ucanews.com reporter, ManilaUpdated: February 20, 2018 05:44 AM GMT
The relics of St. Therese of the Child Jesus is welcomed with a shower of rose petals upon its arrival in Manila's San Fernando de Dilao parish church on Feb. 18. (Photo by Roy Lagarde)
Filipinos welcomed the arrival of the relics of St. Therese of the Child Jesus in Manila on Feb. 18 with a shower of white and red rose petals.
Devotees waved yellow flags as the reliquary containing the saint's relics entered Manila's San Fernando de Dilao parish church.
Parish priest Rolando dela Cruz said Catholics in his parish were honored to have been chosen as one of the places to receive the relics.
"This day is precious because God showed us His love," said the priest in his homily during the welcome Mass. "May your visit bring us real conversion, repentance, and new life," he added.
Born in France in 1873, St. Therese of the Child Jesus has been an influential model for many Filipino Catholics for her simplicity.
She became a nun in the cloistered Carmelite community of Lisieux, Normandy, in 1888. She died of tuberculosis at the age of 24.
St. Therese is well known throughout the world, with the Basilica of Lisieux being the second-largest place of pilgrimage in France after Lourdes.
Much of the information about St. Therese is from a collection of her autobiographical manuscripts called "The Story of a Soul."
She was beatified on April 29, 1923, and canonized on May 17, 1925, by Pope Pius XI, 28 years after her death.
The relics of St. Therese will be in the Philippines until May 31 for a tour of various dioceses.
The reliquary of St. Therese that travels around the world is originally called the "Centennial Reliquary" because it was made during the centenary of her death in 1997.
It is made from a scented hardwood from South America.
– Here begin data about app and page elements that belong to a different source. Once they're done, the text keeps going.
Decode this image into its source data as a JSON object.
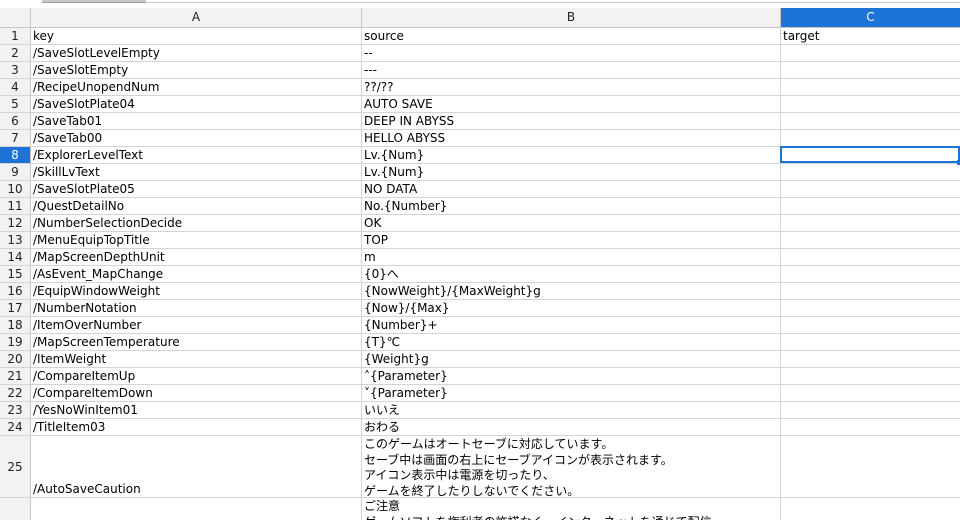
{
  "columns": [
    "A",
    "B",
    "C"
  ],
  "selected_column": "C",
  "selected_row": 8,
  "rows": [
    {
      "num": "1",
      "a": "key",
      "b": "source",
      "c": "target"
    },
    {
      "num": "2",
      "a": "/SaveSlotLevelEmpty",
      "b": "--",
      "c": ""
    },
    {
      "num": "3",
      "a": "/SaveSlotEmpty",
      "b": "---",
      "c": ""
    },
    {
      "num": "4",
      "a": "/RecipeUnopendNum",
      "b": "??/??",
      "c": ""
    },
    {
      "num": "5",
      "a": "/SaveSlotPlate04",
      "b": "AUTO SAVE",
      "c": ""
    },
    {
      "num": "6",
      "a": "/SaveTab01",
      "b": "DEEP IN ABYSS",
      "c": ""
    },
    {
      "num": "7",
      "a": "/SaveTab00",
      "b": "HELLO ABYSS",
      "c": ""
    },
    {
      "num": "8",
      "a": "/ExplorerLevelText",
      "b": "Lv.{Num}",
      "c": ""
    },
    {
      "num": "9",
      "a": "/SkillLvText",
      "b": "Lv.{Num}",
      "c": ""
    },
    {
      "num": "10",
      "a": "/SaveSlotPlate05",
      "b": "NO DATA",
      "c": ""
    },
    {
      "num": "11",
      "a": "/QuestDetailNo",
      "b": "No.{Number}",
      "c": ""
    },
    {
      "num": "12",
      "a": "/NumberSelectionDecide",
      "b": "OK",
      "c": ""
    },
    {
      "num": "13",
      "a": "/MenuEquipTopTitle",
      "b": "TOP",
      "c": ""
    },
    {
      "num": "14",
      "a": "/MapScreenDepthUnit",
      "b": "m",
      "c": ""
    },
    {
      "num": "15",
      "a": "/AsEvent_MapChange",
      "b": "{0}へ",
      "c": ""
    },
    {
      "num": "16",
      "a": "/EquipWindowWeight",
      "b": "{NowWeight}/{MaxWeight}g",
      "c": ""
    },
    {
      "num": "17",
      "a": "/NumberNotation",
      "b": "{Now}/{Max}",
      "c": ""
    },
    {
      "num": "18",
      "a": "/ItemOverNumber",
      "b": "{Number}+",
      "c": ""
    },
    {
      "num": "19",
      "a": "/MapScreenTemperature",
      "b": "{T}℃",
      "c": ""
    },
    {
      "num": "20",
      "a": "/ItemWeight",
      "b": "{Weight}g",
      "c": ""
    },
    {
      "num": "21",
      "a": "/CompareItemUp",
      "b": "˄{Parameter}",
      "c": ""
    },
    {
      "num": "22",
      "a": "/CompareItemDown",
      "b": "˅{Parameter}",
      "c": ""
    },
    {
      "num": "23",
      "a": "/YesNoWinItem01",
      "b": "いいえ",
      "c": ""
    },
    {
      "num": "24",
      "a": "/TitleItem03",
      "b": "おわる",
      "c": ""
    },
    {
      "num": "25",
      "a": "/AutoSaveCaution",
      "b": "このゲームはオートセーブに対応しています。\nセーブ中は画面の右上にセーブアイコンが表示されます。\nアイコン表示中は電源を切ったり、\nゲームを終了したりしないでください。",
      "c": ""
    },
    {
      "num": "",
      "a": "",
      "b": "ご注意\nゲームソフトを権利者の許諾なく、インターネットを通じて配信",
      "c": ""
    }
  ]
}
The main relic case is solid silver dipped in gold.
The relics are the material remains of saints or holy persons after their death.